Energy-saving BrightCharger automatically gives phones just the right amount of power.
I remember the question, in the distant technological past, in a Carphone Warehouse outlet on the Marylebone Road in London. I was picking up my first, clunky mobile phone.
“And is it possible to overcharge the phone?” asked a customer alongside me.
The assistant gave him some unscientific reassurance. No, he wasn’t to worry. And that answer has lodged in my mind as a comforting “fact” about mobile phones ever since.
I’ve never bothered to check it, despite having recharged my phones and other electronic devices many thousands of times since that day.
Today, 20 years on, I discover that, according to the makers of BrightCharger, a new “smart” charger for mobile phones and other devices, you can, indeed, overcharge your phone. This device promises to prevent you from doing that.

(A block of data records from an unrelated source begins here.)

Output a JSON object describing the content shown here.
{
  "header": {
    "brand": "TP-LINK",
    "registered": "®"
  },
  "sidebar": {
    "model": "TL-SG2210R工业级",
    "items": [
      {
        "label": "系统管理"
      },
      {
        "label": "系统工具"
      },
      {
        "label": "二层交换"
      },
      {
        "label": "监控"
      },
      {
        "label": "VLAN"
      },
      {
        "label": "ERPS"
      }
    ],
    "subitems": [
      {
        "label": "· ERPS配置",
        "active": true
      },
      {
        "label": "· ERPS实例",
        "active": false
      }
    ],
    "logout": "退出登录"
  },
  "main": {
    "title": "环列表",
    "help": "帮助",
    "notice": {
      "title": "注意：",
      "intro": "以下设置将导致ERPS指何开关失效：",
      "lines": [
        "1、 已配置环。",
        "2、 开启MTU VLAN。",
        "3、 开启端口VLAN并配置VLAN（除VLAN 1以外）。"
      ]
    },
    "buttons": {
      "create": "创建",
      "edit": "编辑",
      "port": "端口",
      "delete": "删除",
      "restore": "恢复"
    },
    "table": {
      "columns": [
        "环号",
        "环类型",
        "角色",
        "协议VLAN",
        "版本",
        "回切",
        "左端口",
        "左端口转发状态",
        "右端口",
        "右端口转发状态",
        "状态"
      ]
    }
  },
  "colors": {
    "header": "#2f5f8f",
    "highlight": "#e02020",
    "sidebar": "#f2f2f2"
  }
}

It appears that a 90% charge is sufficient. The charge level decreases more rapidly when higher than 90% or lower than 10%, says BrightCharger. “As smartphone users may have noticed, charge levels may decrease by up to 5% within minutes of unplugging a fully-charged phone from a charger,” the company notes on its website.
Yes, I’ve noticed that, but never wondered why it happened, or what it is doing to my electricity bill.
The standard charger, it seems, is constantly trying to replenish that lost 5 or 10%, and unnecessarily using power by doing so, whereas BrightCharger switches itself off as soon as the battery is optimally-charged. Which could mean less than 100%. (Some devices apparently have an intelligent charging mechanism built in, and will automatically stop charging when their batteries are full.)
The Finnish company behind BrightCharger, which launched in 2015, claims that continually topping up a device’s battery can pose a fire risk, and harm the lifespan of batteries, in exchange for minimal boost in charge. And energy is wasted, too, when chargers are “live” – plugged into an outlet, but not attached to a phone.
BrightCharger is a straightforward and simple device that only does three things. Plug in your phone, or any device that uses a USB charger, and touch the light to begin charging.
The LED turns green to show that it is delivering your device a charge.
When it’s reached the optimum level of charge, it switches off and the light turns white. And that’s it. So if, for example, you are charging your phone overnight, there is no risk of overcharging it.
According to BrightCharger, there are three types of electricity consumption:
- When a charger is plugged in and consuming electricity, when there is a potential, though very small, fire hazard.
- When a charger is in the process of charging a battery
- When a charger keeps supplying power to a full battery. Here too it consumes electricity, harms the battery and poses a potential fire hazard.
BrightCharger’s philosophy is to minimise type 1 and type 3 consumption. “These types of electricity consumption are not beneficial to anyone.”
It doesn’t try to estimate how much energy is used on the estimated 10 billion devices (2017 figures) currently in use in the world, but there is clearly a lot of power wastage. “We think that saving even a single watt of electricity is good for both the wallet and the environment.” BrightCharger claims the lifespan of batteries will be longer, but I could find no technical support for this online or in the release I read.
When it is not charging, BrightCharger can be used as an LED nightlight, using, so the company claims, “very close to zero” power. And nightlight mode can be disabled.
The company launched a crowdfunding campaign on Indiegogo this month (May, 2017), and investors in this “socially responsible” product are able to please early orders. In September mass production begins. In October the first BrightChargers will be shipped to backers.
This clearly isn’t a business operating out of the Helsinki garage. “The original idea came from my personal frustration with the overcharging issues of current chargers,” BrightCharger CTO and inventor Harri Tiainen says in a release.
“I developed the original concept from scratch then decided to form a team around the invention, [with] technical, commercial, PR and international experience. [They have] invested their own time and money to ramp up the business over the past two years.”
Backers on Indiegogo making the basic $33 stake will get the device (“the Rolls Royce of chargers”, RRP $49) before everyone else. (For the moment users in the UK and other countries using three-point plugs will need an adapter to accept the standard two point European and US fitting.)
The market will decide soon enough, but at first glance (online) it looks like an interesting prospect, with you and everybody you know as potential users.